I heard that you need to turn the AC up after a lamination, not down.>>>>>>The manufacturer owes you, at least, a quality repair. I COULDN’T AGREE MORE!!! Greg, where do you buy your extruded blanks or foam? I’d like to get ahold of some. I appreciate your humble opinion, but so many people have told me about basting lateley. I hear Epoxy Pro even does a basting and they are the “cheapest” guys in the business–the last company I think would spend time and money on a basting if they didn’t need one. Can you list the foam places you deal with that don’t have gassing problems?

Don’t even start me on Epoxy pro. I have had so many fricken problems with them. I’ve tried to speak with them, but half the fricken crew there don’t speak English. I don’t know if Havier acts stupid or(tring to hide behind his broken English giving his lame-ass excuses). Gassing should be preventable. Even the board I got that had his supposed vent system delamed. I am going to try a Point Blank board before I fully give up.

…I baste everyboard.They don’t weigh anymore than a non-basted stick and are stronger for it. …My boards are tops …all or most are sand finish, ,You can ask some of the guys at the Swaylocks gathering about my glassing.Even I can’t find any burns to the glass.I usually sand to 320 machine,and finish with wet handwork/400.Then, let them sit for a couple days,come back and supercrylic the entire board.Let dry…and finish it off with a pro-auto polish, a low rpm machine and wooly. …I consistantly have to tell people that my boards are not glossed !!! Herb

Herb, I like that look…a sanded hotcoat that looks like a gloss. I agree, basting does not make a board heavier. I’ve discovered that my hot coats require a smidgen less resin and they come out better if I baste the board. With epoxy many guys don’t like to baste because they don’t want to mix a small batch. If you measure and mix correctly, and let the resin sit in the bucket just a little longer than normal you’ll get the right basting consistancy. Herb, have you tried Gregs exopy?? It sounds like some great stuff.

Howzit Herb, People think basting adds weight but they don’t realize that it basically comes off when the board gets sanded. Have you tried attaching the green scrubber to a pad and going over the sanded finish to blend the sanding scratches.

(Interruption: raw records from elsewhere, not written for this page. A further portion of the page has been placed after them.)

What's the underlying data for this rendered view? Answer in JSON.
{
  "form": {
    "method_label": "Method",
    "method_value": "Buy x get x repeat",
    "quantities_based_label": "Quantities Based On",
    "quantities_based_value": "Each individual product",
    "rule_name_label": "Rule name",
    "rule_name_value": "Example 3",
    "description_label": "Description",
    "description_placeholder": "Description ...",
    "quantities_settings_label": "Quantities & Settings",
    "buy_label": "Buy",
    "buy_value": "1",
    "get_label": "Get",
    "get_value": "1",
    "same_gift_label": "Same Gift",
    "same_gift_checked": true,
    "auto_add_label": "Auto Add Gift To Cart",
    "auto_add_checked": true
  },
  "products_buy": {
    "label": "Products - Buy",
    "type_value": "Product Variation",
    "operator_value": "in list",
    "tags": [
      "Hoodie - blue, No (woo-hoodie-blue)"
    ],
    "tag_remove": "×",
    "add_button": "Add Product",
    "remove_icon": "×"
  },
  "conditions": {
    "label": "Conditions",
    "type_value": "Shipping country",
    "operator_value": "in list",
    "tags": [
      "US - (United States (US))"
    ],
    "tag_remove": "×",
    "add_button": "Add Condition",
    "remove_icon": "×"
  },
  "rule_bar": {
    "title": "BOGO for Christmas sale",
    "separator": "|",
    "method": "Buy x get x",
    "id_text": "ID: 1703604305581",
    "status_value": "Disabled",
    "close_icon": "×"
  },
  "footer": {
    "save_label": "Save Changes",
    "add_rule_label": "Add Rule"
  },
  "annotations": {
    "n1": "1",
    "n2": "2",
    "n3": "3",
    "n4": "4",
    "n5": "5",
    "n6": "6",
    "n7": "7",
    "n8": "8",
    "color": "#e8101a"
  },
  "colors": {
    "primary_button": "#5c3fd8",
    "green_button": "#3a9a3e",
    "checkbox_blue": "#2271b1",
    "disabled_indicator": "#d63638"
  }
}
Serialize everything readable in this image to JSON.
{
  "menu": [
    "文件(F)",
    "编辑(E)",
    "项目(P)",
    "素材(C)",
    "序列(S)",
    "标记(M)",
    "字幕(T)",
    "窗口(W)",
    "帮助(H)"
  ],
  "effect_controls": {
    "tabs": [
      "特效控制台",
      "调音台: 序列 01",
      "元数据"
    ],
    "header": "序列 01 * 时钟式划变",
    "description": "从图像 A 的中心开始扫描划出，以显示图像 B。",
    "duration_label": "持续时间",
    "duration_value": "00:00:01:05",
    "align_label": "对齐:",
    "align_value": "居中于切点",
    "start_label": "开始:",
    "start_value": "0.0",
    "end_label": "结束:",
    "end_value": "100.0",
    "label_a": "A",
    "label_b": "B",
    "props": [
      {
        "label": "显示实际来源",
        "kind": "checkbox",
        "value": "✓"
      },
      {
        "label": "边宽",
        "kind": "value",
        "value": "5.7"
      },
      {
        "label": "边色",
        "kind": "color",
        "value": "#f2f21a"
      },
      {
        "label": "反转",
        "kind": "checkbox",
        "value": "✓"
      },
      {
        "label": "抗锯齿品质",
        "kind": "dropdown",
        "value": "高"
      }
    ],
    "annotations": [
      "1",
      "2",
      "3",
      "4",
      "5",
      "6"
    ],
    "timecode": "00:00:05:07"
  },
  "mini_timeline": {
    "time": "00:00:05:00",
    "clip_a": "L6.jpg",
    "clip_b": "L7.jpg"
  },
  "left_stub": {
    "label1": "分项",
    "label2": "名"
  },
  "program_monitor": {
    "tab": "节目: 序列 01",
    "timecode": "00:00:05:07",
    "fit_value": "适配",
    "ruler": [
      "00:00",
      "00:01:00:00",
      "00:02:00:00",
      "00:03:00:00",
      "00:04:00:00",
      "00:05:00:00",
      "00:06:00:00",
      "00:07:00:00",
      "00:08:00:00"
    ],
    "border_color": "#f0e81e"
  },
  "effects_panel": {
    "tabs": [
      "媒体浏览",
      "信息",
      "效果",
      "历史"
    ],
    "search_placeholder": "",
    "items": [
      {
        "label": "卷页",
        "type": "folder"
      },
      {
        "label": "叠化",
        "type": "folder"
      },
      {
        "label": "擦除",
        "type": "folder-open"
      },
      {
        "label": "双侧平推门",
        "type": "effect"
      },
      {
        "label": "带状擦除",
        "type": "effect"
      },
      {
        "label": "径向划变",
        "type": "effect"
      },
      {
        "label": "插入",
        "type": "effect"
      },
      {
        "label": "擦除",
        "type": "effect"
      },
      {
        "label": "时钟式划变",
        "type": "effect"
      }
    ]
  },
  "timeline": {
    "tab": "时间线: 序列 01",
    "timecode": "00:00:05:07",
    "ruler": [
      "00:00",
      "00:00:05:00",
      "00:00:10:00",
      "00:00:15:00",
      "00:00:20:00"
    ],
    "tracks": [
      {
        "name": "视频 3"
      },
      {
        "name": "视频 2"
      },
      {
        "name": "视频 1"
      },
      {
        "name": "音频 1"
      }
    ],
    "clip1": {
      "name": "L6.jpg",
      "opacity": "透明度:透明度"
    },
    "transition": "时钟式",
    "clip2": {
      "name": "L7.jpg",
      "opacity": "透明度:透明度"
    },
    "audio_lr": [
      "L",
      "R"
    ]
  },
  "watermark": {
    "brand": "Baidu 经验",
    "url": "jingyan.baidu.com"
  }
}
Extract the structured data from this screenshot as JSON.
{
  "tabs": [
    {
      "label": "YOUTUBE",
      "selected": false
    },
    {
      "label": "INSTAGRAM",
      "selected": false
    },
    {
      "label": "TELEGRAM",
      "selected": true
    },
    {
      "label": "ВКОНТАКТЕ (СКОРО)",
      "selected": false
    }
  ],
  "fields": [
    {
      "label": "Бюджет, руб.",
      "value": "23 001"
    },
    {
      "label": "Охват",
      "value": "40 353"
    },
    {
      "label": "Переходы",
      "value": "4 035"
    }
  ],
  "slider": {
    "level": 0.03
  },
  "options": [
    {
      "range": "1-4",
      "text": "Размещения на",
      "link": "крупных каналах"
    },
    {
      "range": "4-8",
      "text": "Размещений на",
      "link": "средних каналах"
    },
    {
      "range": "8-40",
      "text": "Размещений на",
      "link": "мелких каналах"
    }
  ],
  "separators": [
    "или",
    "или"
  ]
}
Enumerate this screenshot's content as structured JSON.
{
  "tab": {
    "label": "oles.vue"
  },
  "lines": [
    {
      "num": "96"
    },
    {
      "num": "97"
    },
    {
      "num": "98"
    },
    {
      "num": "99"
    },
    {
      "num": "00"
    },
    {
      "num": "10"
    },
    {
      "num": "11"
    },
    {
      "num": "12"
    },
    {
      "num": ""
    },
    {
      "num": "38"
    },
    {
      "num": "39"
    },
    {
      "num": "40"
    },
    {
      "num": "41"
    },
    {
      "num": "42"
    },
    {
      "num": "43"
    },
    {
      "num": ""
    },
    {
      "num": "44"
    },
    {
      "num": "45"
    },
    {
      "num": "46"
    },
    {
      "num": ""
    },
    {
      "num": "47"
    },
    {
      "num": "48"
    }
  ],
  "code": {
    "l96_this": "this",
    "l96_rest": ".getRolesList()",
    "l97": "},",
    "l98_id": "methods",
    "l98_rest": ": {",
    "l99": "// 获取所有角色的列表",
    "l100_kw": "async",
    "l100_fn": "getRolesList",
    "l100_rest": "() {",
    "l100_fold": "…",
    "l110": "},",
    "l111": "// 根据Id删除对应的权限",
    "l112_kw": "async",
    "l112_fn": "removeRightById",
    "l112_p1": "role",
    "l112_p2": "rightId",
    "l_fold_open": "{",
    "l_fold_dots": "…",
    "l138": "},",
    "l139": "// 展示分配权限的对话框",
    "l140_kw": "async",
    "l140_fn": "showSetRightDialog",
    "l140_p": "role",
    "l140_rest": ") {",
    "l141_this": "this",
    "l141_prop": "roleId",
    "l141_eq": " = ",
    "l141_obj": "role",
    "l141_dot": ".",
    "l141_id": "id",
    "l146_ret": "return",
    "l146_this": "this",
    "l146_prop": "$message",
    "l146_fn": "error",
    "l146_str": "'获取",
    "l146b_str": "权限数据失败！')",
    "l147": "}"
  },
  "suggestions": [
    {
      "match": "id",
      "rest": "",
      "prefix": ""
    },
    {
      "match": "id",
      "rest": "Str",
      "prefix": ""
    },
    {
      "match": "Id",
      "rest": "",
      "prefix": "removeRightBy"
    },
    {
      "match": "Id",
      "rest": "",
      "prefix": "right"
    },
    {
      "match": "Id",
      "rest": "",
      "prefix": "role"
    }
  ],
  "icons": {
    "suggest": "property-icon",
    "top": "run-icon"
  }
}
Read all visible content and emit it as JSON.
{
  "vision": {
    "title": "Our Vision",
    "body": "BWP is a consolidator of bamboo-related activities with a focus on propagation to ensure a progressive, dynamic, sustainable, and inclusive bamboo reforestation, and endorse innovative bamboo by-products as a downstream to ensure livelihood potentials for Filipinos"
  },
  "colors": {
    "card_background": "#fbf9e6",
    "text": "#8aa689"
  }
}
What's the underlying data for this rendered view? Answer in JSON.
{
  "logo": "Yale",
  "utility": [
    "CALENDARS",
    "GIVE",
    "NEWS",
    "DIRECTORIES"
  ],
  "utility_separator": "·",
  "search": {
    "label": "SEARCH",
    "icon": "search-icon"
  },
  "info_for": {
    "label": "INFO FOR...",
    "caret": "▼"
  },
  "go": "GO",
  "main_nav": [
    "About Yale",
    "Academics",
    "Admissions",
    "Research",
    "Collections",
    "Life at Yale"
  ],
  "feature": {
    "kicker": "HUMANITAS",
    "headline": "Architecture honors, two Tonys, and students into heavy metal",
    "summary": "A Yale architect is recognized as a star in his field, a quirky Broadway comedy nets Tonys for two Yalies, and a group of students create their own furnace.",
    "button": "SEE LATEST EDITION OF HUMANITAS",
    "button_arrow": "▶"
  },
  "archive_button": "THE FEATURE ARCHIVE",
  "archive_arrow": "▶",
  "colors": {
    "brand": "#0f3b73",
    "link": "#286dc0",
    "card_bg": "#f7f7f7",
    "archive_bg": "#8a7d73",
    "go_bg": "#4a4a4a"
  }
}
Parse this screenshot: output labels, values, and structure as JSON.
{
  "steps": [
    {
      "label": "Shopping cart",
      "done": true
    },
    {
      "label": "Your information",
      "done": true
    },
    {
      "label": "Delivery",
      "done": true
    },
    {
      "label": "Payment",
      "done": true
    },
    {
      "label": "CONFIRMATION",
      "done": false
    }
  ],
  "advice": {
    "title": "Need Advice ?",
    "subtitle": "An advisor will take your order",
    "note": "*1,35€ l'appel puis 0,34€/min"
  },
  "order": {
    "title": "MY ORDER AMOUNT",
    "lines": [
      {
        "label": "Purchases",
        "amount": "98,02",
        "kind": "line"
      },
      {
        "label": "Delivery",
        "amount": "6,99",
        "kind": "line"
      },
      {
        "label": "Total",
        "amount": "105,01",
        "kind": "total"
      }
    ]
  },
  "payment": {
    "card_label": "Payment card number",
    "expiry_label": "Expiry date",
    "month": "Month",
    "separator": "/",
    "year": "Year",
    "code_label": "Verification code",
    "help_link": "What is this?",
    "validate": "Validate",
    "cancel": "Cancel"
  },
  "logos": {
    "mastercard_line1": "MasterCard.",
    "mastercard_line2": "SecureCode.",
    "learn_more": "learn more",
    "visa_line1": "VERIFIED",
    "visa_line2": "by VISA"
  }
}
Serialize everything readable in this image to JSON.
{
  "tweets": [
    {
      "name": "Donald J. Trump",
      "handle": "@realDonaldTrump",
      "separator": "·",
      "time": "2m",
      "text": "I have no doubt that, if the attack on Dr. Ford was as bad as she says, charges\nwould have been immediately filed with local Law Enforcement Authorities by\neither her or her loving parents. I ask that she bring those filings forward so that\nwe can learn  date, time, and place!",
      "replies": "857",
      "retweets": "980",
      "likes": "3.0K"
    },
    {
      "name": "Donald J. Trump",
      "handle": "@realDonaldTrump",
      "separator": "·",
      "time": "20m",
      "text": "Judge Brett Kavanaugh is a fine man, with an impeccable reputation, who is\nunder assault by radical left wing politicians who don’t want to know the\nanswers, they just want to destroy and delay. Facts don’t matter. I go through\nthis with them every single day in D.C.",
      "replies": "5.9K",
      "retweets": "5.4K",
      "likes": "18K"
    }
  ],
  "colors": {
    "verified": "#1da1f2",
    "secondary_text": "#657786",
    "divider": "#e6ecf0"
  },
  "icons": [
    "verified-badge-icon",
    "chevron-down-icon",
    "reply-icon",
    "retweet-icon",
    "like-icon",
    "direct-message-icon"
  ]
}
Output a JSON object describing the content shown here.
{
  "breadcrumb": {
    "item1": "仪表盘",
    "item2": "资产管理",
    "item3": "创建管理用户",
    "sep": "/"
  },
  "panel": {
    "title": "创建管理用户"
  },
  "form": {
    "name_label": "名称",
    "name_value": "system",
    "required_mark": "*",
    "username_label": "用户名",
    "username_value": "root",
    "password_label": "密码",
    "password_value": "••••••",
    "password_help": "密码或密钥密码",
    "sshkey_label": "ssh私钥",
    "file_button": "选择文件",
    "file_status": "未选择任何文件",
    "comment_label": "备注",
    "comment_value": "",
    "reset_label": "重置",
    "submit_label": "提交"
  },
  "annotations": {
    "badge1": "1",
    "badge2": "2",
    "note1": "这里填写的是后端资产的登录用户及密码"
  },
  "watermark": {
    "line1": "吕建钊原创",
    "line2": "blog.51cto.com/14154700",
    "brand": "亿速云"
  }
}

I am also using the scrubber on the acrylic finish,the board might not be as shiny but it seems to make for a speedier finish. You still coming to Kauai next month? Aloha, Kokua